> _TASK OBJECTIVE_: Make an exact copy of all the records that follow, apart from the pictures.

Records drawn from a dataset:
%%

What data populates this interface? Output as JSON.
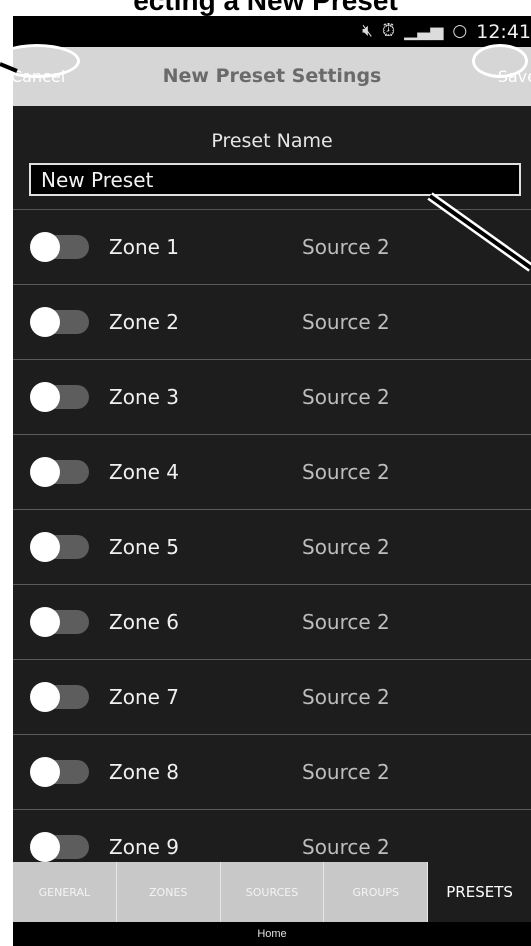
{
  "doc_title": "ecting a New Preset",
  "status_bar": {
    "time": "12:41",
    "icons": [
      "mute-icon",
      "alarm-icon",
      "lte-signal-icon",
      "circle-icon"
    ]
  },
  "header": {
    "cancel_label": "Cancel",
    "title": "New Preset Settings",
    "save_label": "Save"
  },
  "preset": {
    "label": "Preset Name",
    "value": "New Preset"
  },
  "zones": [
    {
      "name": "Zone 1",
      "source": "Source 2",
      "enabled": false
    },
    {
      "name": "Zone 2",
      "source": "Source 2",
      "enabled": false
    },
    {
      "name": "Zone 3",
      "source": "Source 2",
      "enabled": false
    },
    {
      "name": "Zone 4",
      "source": "Source 2",
      "enabled": false
    },
    {
      "name": "Zone 5",
      "source": "Source 2",
      "enabled": false
    },
    {
      "name": "Zone 6",
      "source": "Source 2",
      "enabled": false
    },
    {
      "name": "Zone 7",
      "source": "Source 2",
      "enabled": false
    },
    {
      "name": "Zone 8",
      "source": "Source 2",
      "enabled": false
    },
    {
      "name": "Zone 9",
      "source": "Source 2",
      "enabled": false
    }
  ],
  "tabs": [
    {
      "label": "GENERAL",
      "active": false
    },
    {
      "label": "ZONES",
      "active": false
    },
    {
      "label": "SOURCES",
      "active": false
    },
    {
      "label": "GROUPS",
      "active": false
    },
    {
      "label": "PRESETS",
      "active": true
    }
  ],
  "bottom": {
    "home_label": "Home"
  }
}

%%

> _EXPECTED ANSWER_:
What data populates this interface? Output as JSON.
{
  "doc_title": "ecting a New Preset",
  "status_bar": {
    "time": "12:41",
    "icons": [
      "mute-icon",
      "alarm-icon",
      "lte-signal-icon",
      "circle-icon"
    ]
  },
  "header": {
    "cancel_label": "Cancel",
    "title": "New Preset Settings",
    "save_label": "Save"
  },
  "preset": {
    "label": "Preset Name",
    "value": "New Preset"
  },
  "zones": [
    {
      "name": "Zone 1",
      "source": "Source 2",
      "enabled": false
    },
    {
      "name": "Zone 2",
      "source": "Source 2",
      "enabled": false
    },
    {
      "name": "Zone 3",
      "source": "Source 2",
      "enabled": false
    },
    {
      "name": "Zone 4",
      "source": "Source 2",
      "enabled": false
    },
    {
      "name": "Zone 5",
      "source": "Source 2",
      "enabled": false
    },
    {
      "name": "Zone 6",
      "source": "Source 2",
      "enabled": false
    },
    {
      "name": "Zone 7",
      "source": "Source 2",
      "enabled": false
    },
    {
      "name": "Zone 8",
      "source": "Source 2",
      "enabled": false
    },
    {
      "name": "Zone 9",
      "source": "Source 2",
      "enabled": false
    }
  ],
  "tabs": [
    {
      "label": "GENERAL",
      "active": false
    },
    {
      "label": "ZONES",
      "active": false
    },
    {
      "label": "SOURCES",
      "active": false
    },
    {
      "label": "GROUPS",
      "active": false
    },
    {
      "label": "PRESETS",
      "active": true
    }
  ],
  "bottom": {
    "home_label": "Home"
  }
}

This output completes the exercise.